Flash Duel 2nd Edition is such an unusually large leap over the first version that I think I should explain how that came to happen. It started out simply enough, but it ended up as a business experiment of sorts.
The original plan was to just release an expansion to the game with 10 new characters. After that, there'd be a second expansion that added the ability to play with more than just two players. One problem with this plan is that I have since upgraded the manufacturing of my other games, and I do much higher quantities now to make that possible. It wouldn't make much sense to print thousands of copies of the expansion if there aren't even thousands of the original in existence. So what was really needed is a remake of the original that uses better manufacturing (the original version's cards were sometimes blurry...) and that can exist in high enough quanity to even be part of the retail distribution chain.
Ok, so we'll just rerelease the original game, then? Several fans of the game were disappointed with this, for various different reasons. The most obvious is that if they already owned the game, they were hoping for more. But also, some complained about parts of the rules and wanted some things to work differently. I was looking over the card art, and I wasn't quite satisfied with the lettering of the card titles, and some other graphic design elements. Also, we've developed a FAQ about how some of the abilities work, and it seemed like several should be reworded so as not to need their FAQ entries in the first place.
Next, a guy named BT (who made the awesome 8-bit art on the screens in the Puzzle Strike Upgrade Pack) suggested that we color-code some of the words. I immediately saw the value of that idea because "attack" and "dashing strike" are different entities in the game, and different things trigger off them. An ability that says "when you attack" doesn't trigger if you dashing strike, and vice versa.
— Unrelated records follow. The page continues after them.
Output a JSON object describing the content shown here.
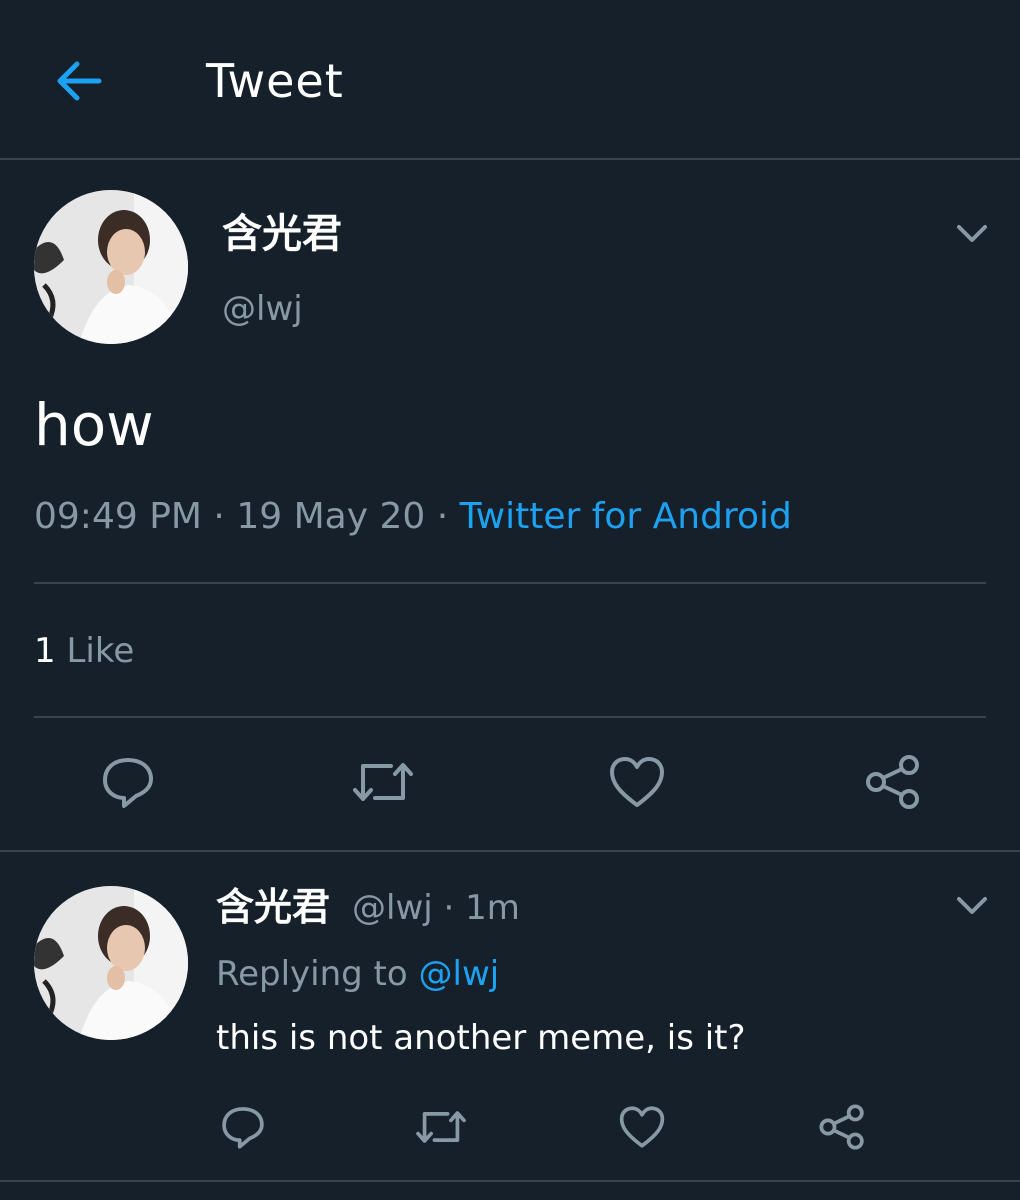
{
  "header": {
    "title": "Tweet",
    "back_icon": "arrow-left-icon"
  },
  "colors": {
    "background": "#15202b",
    "divider": "#38444d",
    "accent": "#1da1f2",
    "secondary_text": "#8899a6",
    "primary_text": "#ffffff"
  },
  "main_tweet": {
    "display_name": "含光君",
    "handle": "@lwj",
    "text": "how",
    "time": "09:49 PM",
    "separator": "·",
    "date": "19 May 20",
    "source": "Twitter for Android",
    "like_count": "1",
    "like_label": "Like",
    "actions": [
      "reply-icon",
      "retweet-icon",
      "like-icon",
      "share-icon"
    ]
  },
  "reply_tweet": {
    "display_name": "含光君",
    "handle": "@lwj",
    "separator": "·",
    "age": "1m",
    "replying_label": "Replying to",
    "replying_to": "@lwj",
    "text": "this is not another meme, is it?",
    "actions": [
      "reply-icon",
      "retweet-icon",
      "like-icon",
      "share-icon"
    ]
  }
}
By color coding attack to red and dashing strike to purple, it made that concept even more clear.
While I was rewording the abilities and color-coding them, I realized we needed more room for that text box at the bottom. The base game has a couple abilities that need it, and the expansion had more, so I went ahead with that change. But then it became clear that the aspect ratio of the character art fit a whole lot better when we used the chibi (kid) versions of the characters, than the original ones. I also got rid of the black border around the character cards and did edge-to-edge art instead, which makes the cards feel bigger.
Modes and More Modes
We've talked about changing some graphic design elements, card wording, art, and even some system-wide rules changes. So at this point, you can think of the project as a remake. But then some crazy ideas came up. One player suggested a 2v2 mode, and another player suggested a variant on 1v1 where you can actually *draft* whatever ability cards you want, to make your own custom character. I started developing both of these modes, possibly for an expansion. There was also the multiplayer mode I had originally panned as an expansion: the Raid on Deathstrike Dragon. In this mode, you team up with up to 4 players against a 5th player playing as a powerful dragon. (It's actually the expansion character Master Menelker in his dragon form, which is far more powerful than Midori's dragon form.)
Also, some people asked if there was a way to play the game by yourself, solo. I worked on several possible answers to that, but the one that worked best was coming up with a simple algorithm that a "bot" would use against you. It worked pretty well, so I thought this mode should go somewhere, too. This is getting to be kind of a lot of modes though, so which ones should appear in which expansions?
Too Much Value
And then the crazy idea was on the table. "What if we put the base game and both expansions--including all those modes and all 20 characters plus the dragon raid--into one box?" This goes against traditional business concepts actually, because releasing one game, then an expansion, then another expansion is just a better way to make money out of a product line. It's not a bad thing, it's just what everyone does, no big deal. But what would happen if we put it all in one box but only charged the amount that we'd normally charge for just the base game? This would be impossible with Yomi and impossible with Puzzle Strike, because there are just so many components. But it's maybe within reach for Flash Duel.
But...is it a good idea? I honestly don't know. Maybe I'd sell more if I separated these into three products, but I'd like to see what players think and what the press thinks when they get what amounts to basically "too much value" in one box. TWENTY characters means 190 matchups in 1v1, not counting mirror matches. Twenty characters in one box is kind of ridiculous, really. Plus the 21st character of the Dragon, who we'll get to in a later post. And all-told, there's actually SEVEN different game modes here. Yes, you can play the game in the same old 1v1 mode that the first edition was all about, and if anything, it's even simpler due to better wording and rules. But you can also explore a sort of shocking amount more with drafting and single-player and 2v2 and dragon raids.
So the experiment here, what I'm wondering about, is if a game has a lot more gameplay in it than you'd really expect, does that get noticed? Do reviewers talk about it, does it bring more players into the fold? I don't know, but I guess we'll find out. I'm really happy with how it turned at least, and just wait until you see this dragon raid thing.
I'm shooting for a December release, but not sure if manufacturing can hit it yet. Fingers crossed on that.
More on Flash Duel 2nd Edition later. You'll hear about new character abilities, including:
- A way to create an extra soldier on the board
- A power so strong that if you lose with it, you lose two rounds at once
- A way to keep a card secret across rounds
- A fair version of Setsuki